William Paget is typical of Tudor administrators. He rose not because of his bloodline but because of his ability. He was educated at Cambridge. His tutor was Stephen Gardiner (I told you they were all related and now I’ll add that they all know each other!) After Paget completed his studies Gardiner, who would become Bishop of Winchester and by the end of Henry VIII’s reign conservative scion of Catholicism, found Paget a role in his own household.

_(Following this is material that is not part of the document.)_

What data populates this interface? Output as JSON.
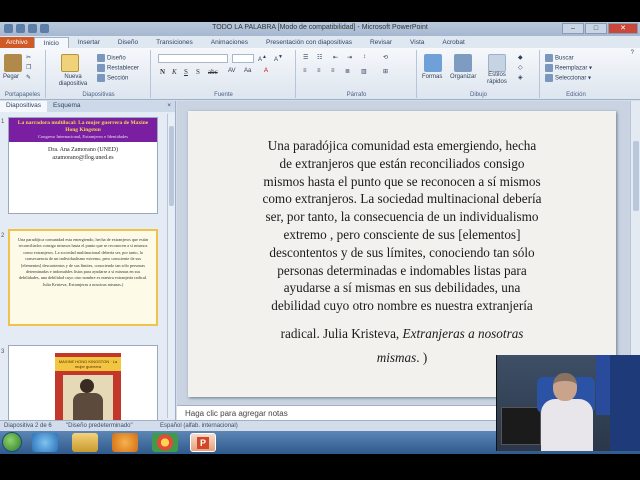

Somewhat ironically then Paget first makes his appearance on the political stage in 1529 in Henry VIII’s so-called Reformation Parliament- for his parliamentary biography double click on the image which accompanies this post. He continued working for Gardiner until it became apparent that Cromwell was the horse to back. Inevitably his letters to Cromwell at this time can be found in Henry VIII’s letters and papers. He appears again as Jane Seymour’s secretary which naturally enough brought him into close contact with Jane’s brothers Sir Edward Seymour and Sir Thomas Seymour.
Increasingly Paget became associated with the so-called Protestant faction of Henry VIII’s privy council even though he was also secretary to Anne of Cleves and Catherine Howard. He also served for a time as Ambassador in France – diplomacy, spying etc.

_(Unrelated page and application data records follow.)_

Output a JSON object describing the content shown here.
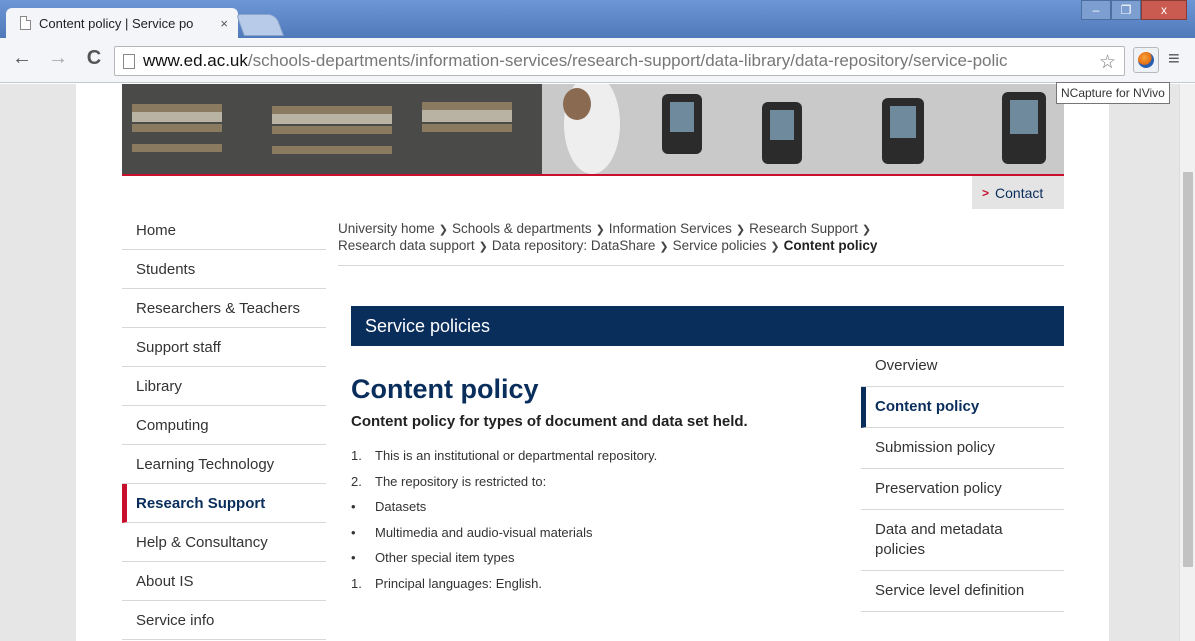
{
  "browser": {
    "tab_title": "Content policy | Service po",
    "tab_close": "×",
    "url_domain": "www.ed.ac.uk",
    "url_path": "/schools-departments/information-services/research-support/data-library/data-repository/service-polic",
    "tooltip": "NCapture for NVivo",
    "back_glyph": "←",
    "forward_glyph": "→",
    "reload_glyph": "C",
    "star_glyph": "☆",
    "menu_glyph": "≡",
    "min_glyph": "–",
    "max_glyph": "❐",
    "close_glyph": "x"
  },
  "header": {
    "contact_label": "Contact"
  },
  "leftnav": {
    "items": [
      {
        "label": "Home"
      },
      {
        "label": "Students"
      },
      {
        "label": "Researchers & Teachers"
      },
      {
        "label": "Support staff"
      },
      {
        "label": "Library"
      },
      {
        "label": "Computing"
      },
      {
        "label": "Learning Technology"
      },
      {
        "label": "Research Support"
      },
      {
        "label": "Help & Consultancy"
      },
      {
        "label": "About IS"
      },
      {
        "label": "Service info"
      }
    ]
  },
  "breadcrumb": {
    "items": [
      "University home",
      "Schools & departments",
      "Information Services",
      "Research Support",
      "Research data support",
      "Data repository: DataShare",
      "Service policies"
    ],
    "current": "Content policy",
    "sep": "❯"
  },
  "section": {
    "title": "Service policies"
  },
  "main": {
    "heading": "Content policy",
    "lead": "Content policy for types of document and data set held.",
    "lines": [
      {
        "mark": "1.",
        "text": "This is an institutional or departmental repository."
      },
      {
        "mark": "2.",
        "text": "The repository is restricted to:"
      },
      {
        "mark": "•",
        "text": "Datasets"
      },
      {
        "mark": "•",
        "text": "Multimedia and audio-visual materials"
      },
      {
        "mark": "•",
        "text": "Other special item types"
      },
      {
        "mark": "1.",
        "text": "Principal languages: English."
      }
    ]
  },
  "subnav": {
    "items": [
      {
        "label": "Overview"
      },
      {
        "label": "Content policy"
      },
      {
        "label": "Submission policy"
      },
      {
        "label": "Preservation policy"
      },
      {
        "label": "Data and metadata policies"
      },
      {
        "label": "Service level definition"
      }
    ]
  },
  "colors": {
    "brand_navy": "#0a2e5c",
    "accent_red": "#c8102e"
  }
}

The removal of Thomas Cromwell in 1540 left Henry VIII without a single capable man of all business. The privy council resumed some of its former importance and men such as Paget who had proved themselves solidly reliable were able to garner more power to themselves now that it wasn’t all focused on one individual.
Those survival skills are demonstrated but the fact that he continued in office during the reign of Queen Mary rising to the role of Lord Privy Seal. Although he was keen on Mary’s marriage to Philip of Spain he was less enthusiastic about the idea of executing Princess Elizabeth – which was probably just as well. In 1558 when Mary died he chose to retire from public life but he acted as an advisor, on occasion, during Elizabeth’s reign – making him the most unusual of Tudor administrators – a man who kept his head and served not one but four of the Tudors. And what makes it even more amazing is that he had agreed to bypass Mary and place Lady Jane Grey on the throne. He died in 1563 at the age of fifty-eight.
In addition to manoeuvring his way through the snakes and ladders of Tudor politics Sir William found time to marry and father ten children. Three of his four sons survived to adulthood. I have posted about them elsewhere on the History Jar https://thehistoryjar.com/tag/sir-william-paget/ as the youngest son, Charles, turned out to be anything but loyal to the Tudor crown. He was a catholic conspirator against Elizabeth. There is an irony in this because one of Paget’s roles during the reign of Henry VIII was counter-intelligence.